You have paddled out and now sit on your surfboard waiting for waves, the sun low in the sky despite the noon hour. The air temperature is 35 degrees Fahrenheit, the ocean about the same. Your mind wanders. You’re here only by virtue of the warmth your wetsuit provides through the science of its advanced neoprene.
You think that until now there has never been a type of apparel that actually wants you, that can’t live without you, that desires you with such clinging — no, call it what it is — with such passion as you step into it, stretching the neck hole and climbing down in. And, then you feel it pulling you deeper into its legs and arms, hands and feet, ever deeper, a backward metamorphosis until you become larval.
You have surrendered to the suit’s muscular rubber. A second skin, for sure, but it feels like the science has been advanced to the point that the suit — could it be? — has a will of its own.
Ha! Such a foolish thought. And yet you know what’s coming at the end of the surf session. Enough silliness, here comes a wave.
A nice ride. A crisp head-high left. You paddle back out and turn your bare face to the sun.
The air is so cold the ocean is steaming, losing whatever is left over from the Gulf Stream. You’re cozy in your wetsuit. You silently extol its virtues. Then again, it’s possible isn’t it? Beings with artificial intelligence have always been portrayed with lots of wires, shiny stainless steel bones, but it could be simpler than that, more insidious. Maybe Xcell, O’Neill, Patagonia, and the other wetsuit makers are afraid to admit the truth: that they have lost control of the science, that the suits now have minds of their own, a will to keep us warm that’s been molded into them just as the will to herd or to hunt has been bred into dogs.
You start to panic, knowing and fearing what you must face when you paddle back to shore.
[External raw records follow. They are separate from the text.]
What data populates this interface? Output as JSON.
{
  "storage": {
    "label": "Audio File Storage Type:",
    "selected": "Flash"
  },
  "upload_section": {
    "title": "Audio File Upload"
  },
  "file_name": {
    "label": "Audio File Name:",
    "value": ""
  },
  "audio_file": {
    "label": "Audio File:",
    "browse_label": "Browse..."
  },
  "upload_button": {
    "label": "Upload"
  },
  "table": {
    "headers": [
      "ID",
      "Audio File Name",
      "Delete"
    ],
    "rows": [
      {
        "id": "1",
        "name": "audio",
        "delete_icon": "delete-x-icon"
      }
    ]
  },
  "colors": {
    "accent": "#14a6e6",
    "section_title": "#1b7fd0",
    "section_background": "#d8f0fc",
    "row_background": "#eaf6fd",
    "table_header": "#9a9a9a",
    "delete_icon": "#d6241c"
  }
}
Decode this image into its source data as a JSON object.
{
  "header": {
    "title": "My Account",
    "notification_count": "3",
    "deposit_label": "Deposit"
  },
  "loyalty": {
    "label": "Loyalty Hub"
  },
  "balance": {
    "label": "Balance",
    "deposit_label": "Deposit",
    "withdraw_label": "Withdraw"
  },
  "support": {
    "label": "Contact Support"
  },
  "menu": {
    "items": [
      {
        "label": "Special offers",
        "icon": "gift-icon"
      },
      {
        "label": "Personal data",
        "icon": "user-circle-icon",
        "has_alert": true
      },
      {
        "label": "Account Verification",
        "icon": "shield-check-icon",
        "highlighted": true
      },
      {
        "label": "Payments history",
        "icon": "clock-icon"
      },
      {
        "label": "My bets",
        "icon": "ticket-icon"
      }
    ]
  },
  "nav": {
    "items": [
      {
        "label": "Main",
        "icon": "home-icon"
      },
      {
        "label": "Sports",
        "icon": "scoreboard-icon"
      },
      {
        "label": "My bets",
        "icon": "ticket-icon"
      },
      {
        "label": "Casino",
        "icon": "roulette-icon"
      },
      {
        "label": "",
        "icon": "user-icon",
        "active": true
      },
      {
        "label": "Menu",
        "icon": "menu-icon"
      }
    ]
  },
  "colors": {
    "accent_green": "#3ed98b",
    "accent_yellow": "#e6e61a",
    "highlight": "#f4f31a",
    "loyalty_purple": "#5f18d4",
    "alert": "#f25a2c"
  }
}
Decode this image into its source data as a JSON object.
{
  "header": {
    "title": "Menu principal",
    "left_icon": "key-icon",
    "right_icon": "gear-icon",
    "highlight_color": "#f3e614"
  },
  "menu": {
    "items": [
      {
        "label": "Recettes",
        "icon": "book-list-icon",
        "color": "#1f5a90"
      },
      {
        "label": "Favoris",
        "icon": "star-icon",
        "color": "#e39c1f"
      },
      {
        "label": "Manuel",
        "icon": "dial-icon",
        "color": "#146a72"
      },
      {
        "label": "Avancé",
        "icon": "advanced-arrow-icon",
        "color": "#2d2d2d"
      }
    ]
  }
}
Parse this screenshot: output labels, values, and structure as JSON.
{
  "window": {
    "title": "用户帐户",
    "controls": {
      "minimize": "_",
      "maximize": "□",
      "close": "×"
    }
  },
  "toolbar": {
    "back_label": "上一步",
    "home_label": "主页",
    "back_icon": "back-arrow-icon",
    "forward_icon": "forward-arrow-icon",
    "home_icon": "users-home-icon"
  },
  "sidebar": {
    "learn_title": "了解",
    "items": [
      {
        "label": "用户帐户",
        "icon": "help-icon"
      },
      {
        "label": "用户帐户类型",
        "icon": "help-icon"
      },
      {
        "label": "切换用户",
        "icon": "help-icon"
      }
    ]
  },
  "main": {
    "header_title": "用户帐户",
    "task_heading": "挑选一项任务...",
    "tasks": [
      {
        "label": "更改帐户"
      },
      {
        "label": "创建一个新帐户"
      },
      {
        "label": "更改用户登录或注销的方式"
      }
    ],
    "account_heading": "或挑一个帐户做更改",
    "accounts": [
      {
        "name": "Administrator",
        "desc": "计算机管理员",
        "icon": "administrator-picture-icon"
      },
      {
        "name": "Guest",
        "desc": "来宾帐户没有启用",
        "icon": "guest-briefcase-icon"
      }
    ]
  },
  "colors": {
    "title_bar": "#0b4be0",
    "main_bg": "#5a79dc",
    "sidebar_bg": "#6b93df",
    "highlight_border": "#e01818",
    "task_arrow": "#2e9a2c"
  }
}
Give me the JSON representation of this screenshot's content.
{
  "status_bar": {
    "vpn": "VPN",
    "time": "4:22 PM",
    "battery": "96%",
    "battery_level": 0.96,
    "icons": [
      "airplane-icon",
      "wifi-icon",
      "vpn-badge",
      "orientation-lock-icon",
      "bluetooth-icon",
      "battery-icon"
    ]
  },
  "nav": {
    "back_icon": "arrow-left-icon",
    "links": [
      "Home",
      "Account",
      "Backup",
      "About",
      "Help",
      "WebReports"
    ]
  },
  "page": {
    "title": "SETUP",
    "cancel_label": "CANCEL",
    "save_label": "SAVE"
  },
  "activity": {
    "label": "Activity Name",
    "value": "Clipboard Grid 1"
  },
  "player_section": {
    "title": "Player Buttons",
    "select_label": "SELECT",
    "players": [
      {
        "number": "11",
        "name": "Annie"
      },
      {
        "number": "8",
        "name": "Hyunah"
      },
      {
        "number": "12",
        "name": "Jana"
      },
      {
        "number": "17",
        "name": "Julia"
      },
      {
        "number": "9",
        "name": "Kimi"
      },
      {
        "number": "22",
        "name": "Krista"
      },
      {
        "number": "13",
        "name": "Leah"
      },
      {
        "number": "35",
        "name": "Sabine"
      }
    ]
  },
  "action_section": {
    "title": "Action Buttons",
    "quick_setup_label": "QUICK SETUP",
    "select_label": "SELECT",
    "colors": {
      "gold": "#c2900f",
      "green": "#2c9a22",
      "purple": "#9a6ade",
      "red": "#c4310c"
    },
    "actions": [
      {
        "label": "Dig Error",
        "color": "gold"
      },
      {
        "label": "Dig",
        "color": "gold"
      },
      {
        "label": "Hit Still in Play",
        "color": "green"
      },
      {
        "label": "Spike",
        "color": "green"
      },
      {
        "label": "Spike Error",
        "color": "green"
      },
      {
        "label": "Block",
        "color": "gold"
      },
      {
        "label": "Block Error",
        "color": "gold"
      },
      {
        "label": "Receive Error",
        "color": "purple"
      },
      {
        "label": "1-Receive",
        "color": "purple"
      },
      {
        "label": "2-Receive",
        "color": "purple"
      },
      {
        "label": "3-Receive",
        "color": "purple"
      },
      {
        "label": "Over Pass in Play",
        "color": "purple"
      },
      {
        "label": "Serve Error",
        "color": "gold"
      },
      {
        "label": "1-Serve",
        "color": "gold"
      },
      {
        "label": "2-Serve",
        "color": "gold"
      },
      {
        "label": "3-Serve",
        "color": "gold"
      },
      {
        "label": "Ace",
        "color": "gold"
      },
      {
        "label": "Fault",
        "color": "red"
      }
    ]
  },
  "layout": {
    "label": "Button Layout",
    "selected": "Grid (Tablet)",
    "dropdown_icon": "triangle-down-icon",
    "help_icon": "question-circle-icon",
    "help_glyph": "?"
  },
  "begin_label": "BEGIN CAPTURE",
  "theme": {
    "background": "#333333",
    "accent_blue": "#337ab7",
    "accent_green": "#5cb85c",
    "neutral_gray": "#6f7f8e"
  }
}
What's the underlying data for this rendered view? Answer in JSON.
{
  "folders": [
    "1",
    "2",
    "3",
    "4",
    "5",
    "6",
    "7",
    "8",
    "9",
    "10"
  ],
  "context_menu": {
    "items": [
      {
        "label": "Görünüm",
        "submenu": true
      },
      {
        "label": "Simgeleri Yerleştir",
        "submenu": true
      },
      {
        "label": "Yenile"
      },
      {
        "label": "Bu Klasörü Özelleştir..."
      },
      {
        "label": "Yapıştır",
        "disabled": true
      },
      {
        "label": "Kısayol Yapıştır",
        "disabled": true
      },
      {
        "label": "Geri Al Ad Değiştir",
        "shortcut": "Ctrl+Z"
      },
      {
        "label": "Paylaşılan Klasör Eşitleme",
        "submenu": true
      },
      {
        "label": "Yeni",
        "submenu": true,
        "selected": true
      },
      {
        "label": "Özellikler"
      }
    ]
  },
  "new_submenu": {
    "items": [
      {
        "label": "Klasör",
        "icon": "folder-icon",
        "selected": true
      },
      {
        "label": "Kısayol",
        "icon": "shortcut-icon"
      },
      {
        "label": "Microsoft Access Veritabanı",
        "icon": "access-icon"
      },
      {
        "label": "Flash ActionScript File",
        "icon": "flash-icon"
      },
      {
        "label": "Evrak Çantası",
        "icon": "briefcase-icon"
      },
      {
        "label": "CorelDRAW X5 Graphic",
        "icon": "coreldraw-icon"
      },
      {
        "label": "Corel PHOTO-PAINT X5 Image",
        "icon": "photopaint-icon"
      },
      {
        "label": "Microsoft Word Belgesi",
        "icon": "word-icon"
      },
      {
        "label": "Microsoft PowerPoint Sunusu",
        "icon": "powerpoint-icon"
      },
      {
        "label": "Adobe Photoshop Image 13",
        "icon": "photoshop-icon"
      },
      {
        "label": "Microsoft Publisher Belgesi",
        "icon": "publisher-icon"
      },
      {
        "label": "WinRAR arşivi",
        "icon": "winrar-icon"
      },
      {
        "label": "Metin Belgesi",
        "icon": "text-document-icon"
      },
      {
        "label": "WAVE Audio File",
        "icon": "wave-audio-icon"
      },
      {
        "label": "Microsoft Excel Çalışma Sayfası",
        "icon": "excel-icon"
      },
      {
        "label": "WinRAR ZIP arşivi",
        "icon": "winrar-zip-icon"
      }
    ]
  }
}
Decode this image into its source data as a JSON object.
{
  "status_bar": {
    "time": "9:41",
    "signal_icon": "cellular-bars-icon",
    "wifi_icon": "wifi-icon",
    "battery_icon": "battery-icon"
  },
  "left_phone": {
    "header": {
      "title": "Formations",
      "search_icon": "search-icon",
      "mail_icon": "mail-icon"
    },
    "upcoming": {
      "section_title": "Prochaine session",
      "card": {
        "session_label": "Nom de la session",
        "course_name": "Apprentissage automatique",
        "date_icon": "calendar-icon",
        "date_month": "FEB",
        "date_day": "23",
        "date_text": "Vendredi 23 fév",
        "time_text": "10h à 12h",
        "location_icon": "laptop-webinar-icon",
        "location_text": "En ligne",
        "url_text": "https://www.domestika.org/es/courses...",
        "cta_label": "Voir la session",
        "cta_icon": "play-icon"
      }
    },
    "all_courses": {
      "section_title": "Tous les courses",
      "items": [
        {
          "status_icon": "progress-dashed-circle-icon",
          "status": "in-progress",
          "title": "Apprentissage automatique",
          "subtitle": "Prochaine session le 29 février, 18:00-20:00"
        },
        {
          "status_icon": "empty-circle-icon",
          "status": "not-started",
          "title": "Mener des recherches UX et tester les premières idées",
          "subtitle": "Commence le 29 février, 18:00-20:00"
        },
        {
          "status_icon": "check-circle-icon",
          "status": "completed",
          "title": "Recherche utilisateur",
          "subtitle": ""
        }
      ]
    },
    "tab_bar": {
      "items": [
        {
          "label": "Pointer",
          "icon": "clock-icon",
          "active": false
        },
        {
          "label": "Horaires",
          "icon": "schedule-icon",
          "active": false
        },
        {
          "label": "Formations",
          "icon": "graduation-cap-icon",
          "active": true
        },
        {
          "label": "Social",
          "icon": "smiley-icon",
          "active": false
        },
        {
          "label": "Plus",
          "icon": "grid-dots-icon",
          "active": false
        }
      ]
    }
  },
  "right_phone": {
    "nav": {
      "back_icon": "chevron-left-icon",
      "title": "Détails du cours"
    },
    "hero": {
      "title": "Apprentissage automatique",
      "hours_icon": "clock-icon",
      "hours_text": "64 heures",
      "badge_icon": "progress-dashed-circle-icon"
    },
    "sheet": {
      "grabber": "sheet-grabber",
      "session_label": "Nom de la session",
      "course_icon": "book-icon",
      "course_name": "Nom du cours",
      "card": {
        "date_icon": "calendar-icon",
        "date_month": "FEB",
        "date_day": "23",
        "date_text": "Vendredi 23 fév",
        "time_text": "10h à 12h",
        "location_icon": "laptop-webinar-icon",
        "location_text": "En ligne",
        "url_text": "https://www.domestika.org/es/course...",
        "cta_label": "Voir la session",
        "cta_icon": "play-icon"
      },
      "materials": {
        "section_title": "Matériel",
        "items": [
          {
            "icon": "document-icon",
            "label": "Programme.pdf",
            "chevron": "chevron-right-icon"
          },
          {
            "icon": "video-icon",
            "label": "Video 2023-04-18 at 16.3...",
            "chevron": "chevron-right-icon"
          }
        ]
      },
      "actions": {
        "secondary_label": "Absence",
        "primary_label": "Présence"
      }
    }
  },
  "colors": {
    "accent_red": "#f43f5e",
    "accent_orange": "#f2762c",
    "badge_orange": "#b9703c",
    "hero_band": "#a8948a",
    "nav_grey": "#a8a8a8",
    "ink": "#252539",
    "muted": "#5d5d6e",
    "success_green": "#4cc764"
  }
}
Are the suit’s tiny capillaries taking root in your arms and legs? Is that the cause of the itch, the not-unpleasant itch, you’re feeling?
Easy, easy does it. You’re warm, the wind is offshore, and only a few other surfers are in the line-up. You exchange pleasantries with them, share waves, but now you notice what looks to be worry on their pinched faces as they peer out of their tight wetsuit hoods. They look as though they’re seeing the world disappear the way a dog or a baby pig sees it just before the boa constrictor closes its mouth. They look swallowed.
Uh-oh, Dalton’s paddling in. Peter says he’s got to go to work after one more wave. Charlotte looks cold. Soon you’ll be alone. It’s winter. No one hangs at the beach at this time of year, and your wife is not at home. You’ll be alone, well not really alone.
You are one with your wetsuit and must now begin the humiliating pleading that few surfers will admit to: Please let me out.
You catch one more wave and paddle to shore. The wind is blowing hard. You start the truck and turn up the heat. You stand outside with the door open and succeed in pulling the hood off – easy.
You steel yourself. Now you have to climb out through the suit’s neck, but its shoulders are strong. You stretch the neck and succeed in exposing one shoulder, but the extra tension renders that arm helpless.
“Please let me go,” you whine. You use the freer arm to pull the suit’s torso down. A wrinkle of loose material forms at the waist, but the small victory only succeeds in angering the suit. Now you’re pissed off too, but experience has taught you that cursing only backfires.
A few more tugs at the suit’s torso and you succeed in freeing your other shoulder, but now both arms are pinned.
You’re in the French Foreign Legion. You’ve been captured and are being led to the wall to be shot.
You pull the suit’s left wrist. It reacts by swallowing your hand. Both arms are pinned to your sides and your left hand is consumed. You begin to bite the air and stamp your feet. You hear laughter and think it’s the sadistic suit, but it’s a little girl who has been watching the one-sided battle. You beg her to help, but she thinks you’re weird and runs away.
The suit is diabolical. Every appendage has become a Chinese handcuff. The harder you struggle, the tighter they get. You’re exhausted. You promise never to pee in the suit again. The suit knows that’s a lie.
You fall on your knees facing the sea, the cold inquisitor. You are Sir Thomas More at the block, Jonah within a form-fitted whale, a madman howling at his straitjacket, a pod-person whose body has been snatched and prepared for the takeover. Crows begin to replace gulls on the beach around you.
You’re getting cold with head and shoulders bared. The wetsuit promises to keep you warm. Suggests that you come back in out of the cold, cover your shoulders again, replace the hood. No, let me go, you silently plead. And then, aloud to your suit:
“I promise we’ll go surfing tomorrow.”
“Oh, hey, that sounds great. I’m stoked.” Your friend has come up behind you. He missed the surf session.
“Here, let me give you a hand.” He pulls the suit’s shoulders down and frees your arms. You’ve been disgorged, reborn, a butterfly escaped from its chrysalis, but you stifle your ecstasy in the interest of cool.
“How were the waves?” he asks, knowing full well — as you tug at one of the suit’s arms to free your hand — that waves were only the tip of winter-surfing’s iceberg.
“Great,” you say. “The waves were awesome.”